• [Required action]: Every single entry that follows must be copied exactly.

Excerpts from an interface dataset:
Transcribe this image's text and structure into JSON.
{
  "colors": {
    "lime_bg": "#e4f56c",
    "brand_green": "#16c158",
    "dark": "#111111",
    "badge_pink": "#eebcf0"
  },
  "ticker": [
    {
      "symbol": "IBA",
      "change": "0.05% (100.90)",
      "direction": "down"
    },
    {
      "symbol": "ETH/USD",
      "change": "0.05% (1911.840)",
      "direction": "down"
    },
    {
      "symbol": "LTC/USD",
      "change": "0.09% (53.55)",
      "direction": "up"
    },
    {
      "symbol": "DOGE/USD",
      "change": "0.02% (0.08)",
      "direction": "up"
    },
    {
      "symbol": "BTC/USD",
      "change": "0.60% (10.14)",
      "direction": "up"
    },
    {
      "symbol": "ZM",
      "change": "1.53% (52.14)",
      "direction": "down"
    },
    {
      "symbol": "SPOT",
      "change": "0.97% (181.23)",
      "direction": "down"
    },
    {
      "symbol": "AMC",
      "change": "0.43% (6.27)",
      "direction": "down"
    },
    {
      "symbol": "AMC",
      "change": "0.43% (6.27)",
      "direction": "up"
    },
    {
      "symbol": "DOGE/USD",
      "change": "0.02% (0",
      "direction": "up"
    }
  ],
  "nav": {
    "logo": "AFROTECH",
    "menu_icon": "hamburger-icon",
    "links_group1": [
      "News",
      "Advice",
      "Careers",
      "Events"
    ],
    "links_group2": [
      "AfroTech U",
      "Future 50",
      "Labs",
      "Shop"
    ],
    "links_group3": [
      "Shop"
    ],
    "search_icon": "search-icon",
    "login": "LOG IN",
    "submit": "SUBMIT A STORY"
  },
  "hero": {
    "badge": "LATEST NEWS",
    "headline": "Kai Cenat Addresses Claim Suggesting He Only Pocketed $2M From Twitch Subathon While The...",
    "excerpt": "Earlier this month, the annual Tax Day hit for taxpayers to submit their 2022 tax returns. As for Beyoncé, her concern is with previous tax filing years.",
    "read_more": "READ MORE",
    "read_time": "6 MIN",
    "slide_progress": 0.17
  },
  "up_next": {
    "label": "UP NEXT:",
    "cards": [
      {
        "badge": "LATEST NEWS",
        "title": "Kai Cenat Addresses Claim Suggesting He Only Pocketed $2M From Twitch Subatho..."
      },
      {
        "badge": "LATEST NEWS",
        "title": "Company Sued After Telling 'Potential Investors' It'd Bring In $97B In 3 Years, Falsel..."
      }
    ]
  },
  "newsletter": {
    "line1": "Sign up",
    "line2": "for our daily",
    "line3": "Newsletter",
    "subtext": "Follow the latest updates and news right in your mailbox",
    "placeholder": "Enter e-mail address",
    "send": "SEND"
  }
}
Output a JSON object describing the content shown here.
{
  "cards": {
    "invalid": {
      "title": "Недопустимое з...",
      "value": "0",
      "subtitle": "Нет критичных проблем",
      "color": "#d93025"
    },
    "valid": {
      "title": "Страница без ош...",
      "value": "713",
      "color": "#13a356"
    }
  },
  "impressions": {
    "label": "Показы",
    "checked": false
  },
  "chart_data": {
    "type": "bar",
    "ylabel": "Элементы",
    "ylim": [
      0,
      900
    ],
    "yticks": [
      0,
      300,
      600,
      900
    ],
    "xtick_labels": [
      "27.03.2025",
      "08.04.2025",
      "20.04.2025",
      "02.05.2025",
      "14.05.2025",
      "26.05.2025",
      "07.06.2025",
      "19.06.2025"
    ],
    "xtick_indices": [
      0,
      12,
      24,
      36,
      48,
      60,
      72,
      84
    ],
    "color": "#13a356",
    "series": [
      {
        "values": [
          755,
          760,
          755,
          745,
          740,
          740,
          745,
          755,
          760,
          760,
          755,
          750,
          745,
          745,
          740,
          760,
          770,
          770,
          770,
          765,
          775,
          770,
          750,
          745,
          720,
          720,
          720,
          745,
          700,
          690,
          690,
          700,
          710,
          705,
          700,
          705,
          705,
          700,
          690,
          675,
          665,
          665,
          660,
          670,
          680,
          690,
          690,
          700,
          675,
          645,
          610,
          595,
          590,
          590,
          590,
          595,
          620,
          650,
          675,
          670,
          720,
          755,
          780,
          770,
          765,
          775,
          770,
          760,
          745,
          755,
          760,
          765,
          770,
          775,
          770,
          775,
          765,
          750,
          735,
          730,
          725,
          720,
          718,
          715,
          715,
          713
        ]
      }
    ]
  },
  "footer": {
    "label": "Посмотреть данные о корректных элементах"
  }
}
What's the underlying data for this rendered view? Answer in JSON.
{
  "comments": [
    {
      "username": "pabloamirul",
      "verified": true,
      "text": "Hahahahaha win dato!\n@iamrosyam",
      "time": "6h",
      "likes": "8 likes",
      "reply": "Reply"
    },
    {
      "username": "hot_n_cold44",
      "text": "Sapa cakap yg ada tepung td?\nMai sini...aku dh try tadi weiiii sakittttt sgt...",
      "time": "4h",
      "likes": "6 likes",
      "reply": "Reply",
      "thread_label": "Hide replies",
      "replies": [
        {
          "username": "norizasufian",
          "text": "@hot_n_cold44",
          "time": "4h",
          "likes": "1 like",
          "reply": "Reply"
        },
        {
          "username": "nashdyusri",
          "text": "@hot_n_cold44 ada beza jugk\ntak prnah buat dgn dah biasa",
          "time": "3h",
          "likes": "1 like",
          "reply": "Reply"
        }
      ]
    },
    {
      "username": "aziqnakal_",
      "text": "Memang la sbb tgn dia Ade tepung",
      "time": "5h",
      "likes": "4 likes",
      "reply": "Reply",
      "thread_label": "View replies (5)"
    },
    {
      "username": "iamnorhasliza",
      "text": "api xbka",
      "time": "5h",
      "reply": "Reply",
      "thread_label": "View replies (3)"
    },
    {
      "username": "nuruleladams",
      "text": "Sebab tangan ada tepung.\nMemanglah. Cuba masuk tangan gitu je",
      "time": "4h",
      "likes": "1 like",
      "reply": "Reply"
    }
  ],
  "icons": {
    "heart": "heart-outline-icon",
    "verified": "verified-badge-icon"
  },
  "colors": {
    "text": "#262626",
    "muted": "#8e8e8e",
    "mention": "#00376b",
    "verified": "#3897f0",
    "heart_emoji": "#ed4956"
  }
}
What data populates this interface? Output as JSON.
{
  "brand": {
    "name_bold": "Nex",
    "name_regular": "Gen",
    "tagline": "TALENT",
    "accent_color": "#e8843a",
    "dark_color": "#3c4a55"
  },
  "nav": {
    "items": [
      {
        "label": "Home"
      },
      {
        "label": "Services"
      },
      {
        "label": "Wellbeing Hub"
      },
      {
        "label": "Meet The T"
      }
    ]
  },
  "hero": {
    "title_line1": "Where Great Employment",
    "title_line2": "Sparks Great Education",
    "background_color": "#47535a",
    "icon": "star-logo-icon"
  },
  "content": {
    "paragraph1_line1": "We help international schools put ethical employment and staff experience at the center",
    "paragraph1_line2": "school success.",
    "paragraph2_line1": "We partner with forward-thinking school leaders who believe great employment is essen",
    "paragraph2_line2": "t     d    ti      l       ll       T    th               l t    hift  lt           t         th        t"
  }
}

• [Output]:
Transcribe this image's text and structure into JSON.
{
  "colors": {
    "lime_bg": "#e4f56c",
    "brand_green": "#16c158",
    "dark": "#111111",
    "badge_pink": "#eebcf0"
  },
  "ticker": [
    {
      "symbol": "IBA",
      "change": "0.05% (100.90)",
      "direction": "down"
    },
    {
      "symbol": "ETH/USD",
      "change": "0.05% (1911.840)",
      "direction": "down"
    },
    {
      "symbol": "LTC/USD",
      "change": "0.09% (53.55)",
      "direction": "up"
    },
    {
      "symbol": "DOGE/USD",
      "change": "0.02% (0.08)",
      "direction": "up"
    },
    {
      "symbol": "BTC/USD",
      "change": "0.60% (10.14)",
      "direction": "up"
    },
    {
      "symbol": "ZM",
      "change": "1.53% (52.14)",
      "direction": "down"
    },
    {
      "symbol": "SPOT",
      "change": "0.97% (181.23)",
      "direction": "down"
    },
    {
      "symbol": "AMC",
      "change": "0.43% (6.27)",
      "direction": "down"
    },
    {
      "symbol": "AMC",
      "change": "0.43% (6.27)",
      "direction": "up"
    },
    {
      "symbol": "DOGE/USD",
      "change": "0.02% (0",
      "direction": "up"
    }
  ],
  "nav": {
    "logo": "AFROTECH",
    "menu_icon": "hamburger-icon",
    "links_group1": [
      "News",
      "Advice",
      "Careers",
      "Events"
    ],
    "links_group2": [
      "AfroTech U",
      "Future 50",
      "Labs",
      "Shop"
    ],
    "links_group3": [
      "Shop"
    ],
    "search_icon": "search-icon",
    "login": "LOG IN",
    "submit": "SUBMIT A STORY"
  },
  "hero": {
    "badge": "LATEST NEWS",
    "headline": "Kai Cenat Addresses Claim Suggesting He Only Pocketed $2M From Twitch Subathon While The...",
    "excerpt": "Earlier this month, the annual Tax Day hit for taxpayers to submit their 2022 tax returns. As for Beyoncé, her concern is with previous tax filing years.",
    "read_more": "READ MORE",
    "read_time": "6 MIN",
    "slide_progress": 0.17
  },
  "up_next": {
    "label": "UP NEXT:",
    "cards": [
      {
        "badge": "LATEST NEWS",
        "title": "Kai Cenat Addresses Claim Suggesting He Only Pocketed $2M From Twitch Subatho..."
      },
      {
        "badge": "LATEST NEWS",
        "title": "Company Sued After Telling 'Potential Investors' It'd Bring In $97B In 3 Years, Falsel..."
      }
    ]
  },
  "newsletter": {
    "line1": "Sign up",
    "line2": "for our daily",
    "line3": "Newsletter",
    "subtext": "Follow the latest updates and news right in your mailbox",
    "placeholder": "Enter e-mail address",
    "send": "SEND"
  }
}
Output a JSON object describing the content shown here.
{
  "cards": {
    "invalid": {
      "title": "Недопустимое з...",
      "value": "0",
      "subtitle": "Нет критичных проблем",
      "color": "#d93025"
    },
    "valid": {
      "title": "Страница без ош...",
      "value": "713",
      "color": "#13a356"
    }
  },
  "impressions": {
    "label": "Показы",
    "checked": false
  },
  "chart_data": {
    "type": "bar",
    "ylabel": "Элементы",
    "ylim": [
      0,
      900
    ],
    "yticks": [
      0,
      300,
      600,
      900
    ],
    "xtick_labels": [
      "27.03.2025",
      "08.04.2025",
      "20.04.2025",
      "02.05.2025",
      "14.05.2025",
      "26.05.2025",
      "07.06.2025",
      "19.06.2025"
    ],
    "xtick_indices": [
      0,
      12,
      24,
      36,
      48,
      60,
      72,
      84
    ],
    "color": "#13a356",
    "series": [
      {
        "values": [
          755,
          760,
          755,
          745,
          740,
          740,
          745,
          755,
          760,
          760,
          755,
          750,
          745,
          745,
          740,
          760,
          770,
          770,
          770,
          765,
          775,
          770,
          750,
          745,
          720,
          720,
          720,
          745,
          700,
          690,
          690,
          700,
          710,
          705,
          700,
          705,
          705,
          700,
          690,
          675,
          665,
          665,
          660,
          670,
          680,
          690,
          690,
          700,
          675,
          645,
          610,
          595,
          590,
          590,
          590,
          595,
          620,
          650,
          675,
          670,
          720,
          755,
          780,
          770,
          765,
          775,
          770,
          760,
          745,
          755,
          760,
          765,
          770,
          775,
          770,
          775,
          765,
          750,
          735,
          730,
          725,
          720,
          718,
          715,
          715,
          713
        ]
      }
    ]
  },
  "footer": {
    "label": "Посмотреть данные о корректных элементах"
  }
}
What's the underlying data for this rendered view? Answer in JSON.
{
  "comments": [
    {
      "username": "pabloamirul",
      "verified": true,
      "text": "Hahahahaha win dato!\n@iamrosyam",
      "time": "6h",
      "likes": "8 likes",
      "reply": "Reply"
    },
    {
      "username": "hot_n_cold44",
      "text": "Sapa cakap yg ada tepung td?\nMai sini...aku dh try tadi weiiii sakittttt sgt...",
      "time": "4h",
      "likes": "6 likes",
      "reply": "Reply",
      "thread_label": "Hide replies",
      "replies": [
        {
          "username": "norizasufian",
          "text": "@hot_n_cold44",
          "time": "4h",
          "likes": "1 like",
          "reply": "Reply"
        },
        {
          "username": "nashdyusri",
          "text": "@hot_n_cold44 ada beza jugk\ntak prnah buat dgn dah biasa",
          "time": "3h",
          "likes": "1 like",
          "reply": "Reply"
        }
      ]
    },
    {
      "username": "aziqnakal_",
      "text": "Memang la sbb tgn dia Ade tepung",
      "time": "5h",
      "likes": "4 likes",
      "reply": "Reply",
      "thread_label": "View replies (5)"
    },
    {
      "username": "iamnorhasliza",
      "text": "api xbka",
      "time": "5h",
      "reply": "Reply",
      "thread_label": "View replies (3)"
    },
    {
      "username": "nuruleladams",
      "text": "Sebab tangan ada tepung.\nMemanglah. Cuba masuk tangan gitu je",
      "time": "4h",
      "likes": "1 like",
      "reply": "Reply"
    }
  ],
  "icons": {
    "heart": "heart-outline-icon",
    "verified": "verified-badge-icon"
  },
  "colors": {
    "text": "#262626",
    "muted": "#8e8e8e",
    "mention": "#00376b",
    "verified": "#3897f0",
    "heart_emoji": "#ed4956"
  }
}
What data populates this interface? Output as JSON.
{
  "brand": {
    "name_bold": "Nex",
    "name_regular": "Gen",
    "tagline": "TALENT",
    "accent_color": "#e8843a",
    "dark_color": "#3c4a55"
  },
  "nav": {
    "items": [
      {
        "label": "Home"
      },
      {
        "label": "Services"
      },
      {
        "label": "Wellbeing Hub"
      },
      {
        "label": "Meet The T"
      }
    ]
  },
  "hero": {
    "title_line1": "Where Great Employment",
    "title_line2": "Sparks Great Education",
    "background_color": "#47535a",
    "icon": "star-logo-icon"
  },
  "content": {
    "paragraph1_line1": "We help international schools put ethical employment and staff experience at the center",
    "paragraph1_line2": "school success.",
    "paragraph2_line1": "We partner with forward-thinking school leaders who believe great employment is essen",
    "paragraph2_line2": "t     d    ti      l       ll       T    th               l t    hift  lt           t         th        t"
  }
}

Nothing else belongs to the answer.